- a condition of the eye in which parallel rays are focused behind the retina, distant objects being seen more distinctly than near ones; farsightedness (opposed to myopia).
Origin of hyperopia
Also called hy·per·me·tro·pi·a [hahy-per-mi-troh-pee-uh] /ˌhaɪ pər mɪˈtroʊ pi ə/.
Dictionary.com Unabridged Based on the Random House Unabridged Dictionary, © Random House, Inc. 2018
Examples from the Web for hypermetropia
Long-sight, or hypermetropia, signifies that the eyeball is too short or the lens too flat.How it Works
Limits of error in the subjective and objective determination of hypermetropia.
Ophthalmoscopically with atropine the same degree of hypermetropia.
Hypermetropia was found then in 47 per cent of all the cases.
Donders declares no other conclusion to be possible, than this, that the hypermetropia is the cause of the squint.
- pathol variants of hyperopia
C19: from Greek hupermetros beyond measure (from hyper- + metron measure) + -opia
Collins English Dictionary - Complete & Unabridged 2012 Digital Edition © William Collins Sons & Co. Ltd. 1979, 1986 © HarperCollins Publishers 1998, 2000, 2003, 2005, 2006, 2007, 2009, 2012
Word Origin and History for hypermetropia
Online Etymology Dictionary, © 2010 Douglas Harper

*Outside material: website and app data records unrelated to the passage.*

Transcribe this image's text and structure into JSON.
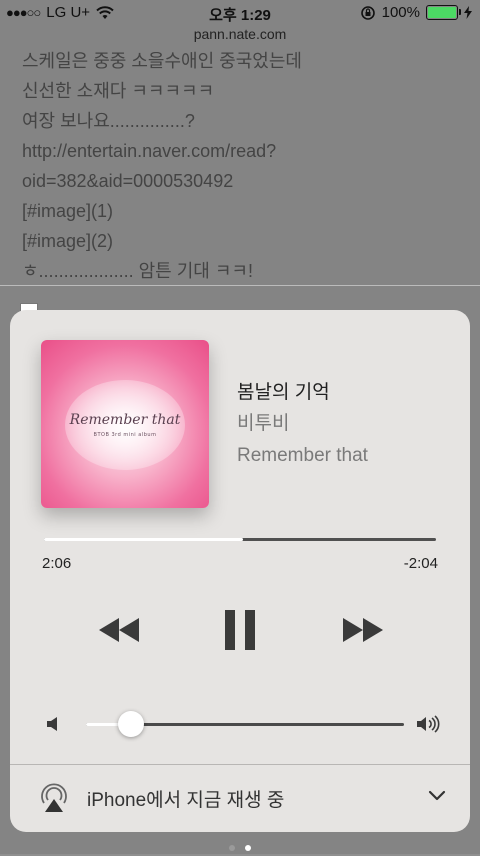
{
  "status_bar": {
    "carrier": "LG U+",
    "time": "오후 1:29",
    "battery": "100%",
    "signal_icon": "signal-dots-icon",
    "wifi_icon": "wifi-icon",
    "rotation_lock_icon": "rotation-lock-icon",
    "charging_icon": "bolt-icon"
  },
  "browser": {
    "url": "pann.nate.com"
  },
  "page": {
    "lines": [
      "스케일은 중중 소을수애인 중국었는데",
      "신선한 소재다 ㅋㅋㅋㅋㅋ",
      "여장 보나요...............?",
      "http://entertain.naver.com/read?",
      "oid=382&aid=0000530492",
      "[#image](1)",
      "[#image](2)",
      "ㅎ................... 암튼 기대 ㅋㅋ!"
    ]
  },
  "now_playing": {
    "title": "봄날의 기억",
    "artist": "비투비",
    "album": "Remember that",
    "album_art_title": "Remember that",
    "album_art_subtitle": "BTOB 3rd mini album",
    "elapsed": "2:06",
    "remaining": "-2:04",
    "progress": 0.507,
    "volume": 0.14
  },
  "controls": {
    "rewind_icon": "rewind-icon",
    "pause_icon": "pause-icon",
    "forward_icon": "fast-forward-icon",
    "volume_low_icon": "volume-low-icon",
    "volume_high_icon": "volume-high-icon"
  },
  "airplay": {
    "label": "iPhone에서 지금 재생 중",
    "icon": "airplay-icon",
    "chevron": "chevron-down-icon"
  },
  "pager": {
    "total": 2,
    "active": 1
  },
  "colors": {
    "card_bg": "#e6e4e2",
    "battery_green": "#4cd964",
    "album_pink": "#f070a0"
  }
}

- An abnormal condition of the eye in which vision is better for distant objects than for near objects. It results from the eyeball being too short for light rays to properly focus on the retina, thus forming a blurred image.farsightedness hypermetropia
The American Heritage® Stedman's Medical Dictionary Copyright © 2002, 2001, 1995 by Houghton Mifflin Company. Published by Houghton Mifflin Company.
- A defect of the eye that causes light to focus behind the retina instead of directly on it, resulting in an inability to see near objects clearly. Hyperopia is often caused by a shortened eyeball or a misshapen lens. Also called farsightedness Compare myopia.
The American Heritage® Science Dictionary Copyright © 2011. Published by Houghton Mifflin Harcourt Publishing Company. All rights reserved.